For the first time in 20 years, nutrition labels on the food you buy could get a big makeover.
Many people have walked through the grocery store, picked up something, tried to read the label and been totally confused. The print is very small, the information not cut and dry. Now the FDA wants to make shopping easier by changing these labels.
"They can be misleading," dietitian Natalie Tauzin said.
But for the first time in two decades, a major makeover, with new labels make calorie count bigger and highlight added sugars.
"So it would spell out how much sugar was added to this versus what was naturally in the milk," Tauzin said.
Tauzin, who works for the Spokane Health District, pointed out the new labels to help consumers decide what to grab from the shelves during a visit to Bargain Giant Foods.

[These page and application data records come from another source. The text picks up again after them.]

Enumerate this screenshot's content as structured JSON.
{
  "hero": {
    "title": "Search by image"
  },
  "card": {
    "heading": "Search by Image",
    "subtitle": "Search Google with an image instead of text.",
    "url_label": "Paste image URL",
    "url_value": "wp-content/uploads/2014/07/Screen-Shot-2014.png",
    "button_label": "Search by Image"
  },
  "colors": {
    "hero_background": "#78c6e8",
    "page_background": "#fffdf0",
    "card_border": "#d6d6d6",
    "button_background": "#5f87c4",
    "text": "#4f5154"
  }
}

"So it's 38 grams of sugar in this but there is nothing that would be a naturally sugar in this that is inherently in water so it's all added sugar," Tauzin said.
Aside from the larger calorie count print and added sugars column, the new labels will try to reflect what we actually eat, not what's ideal or recommended.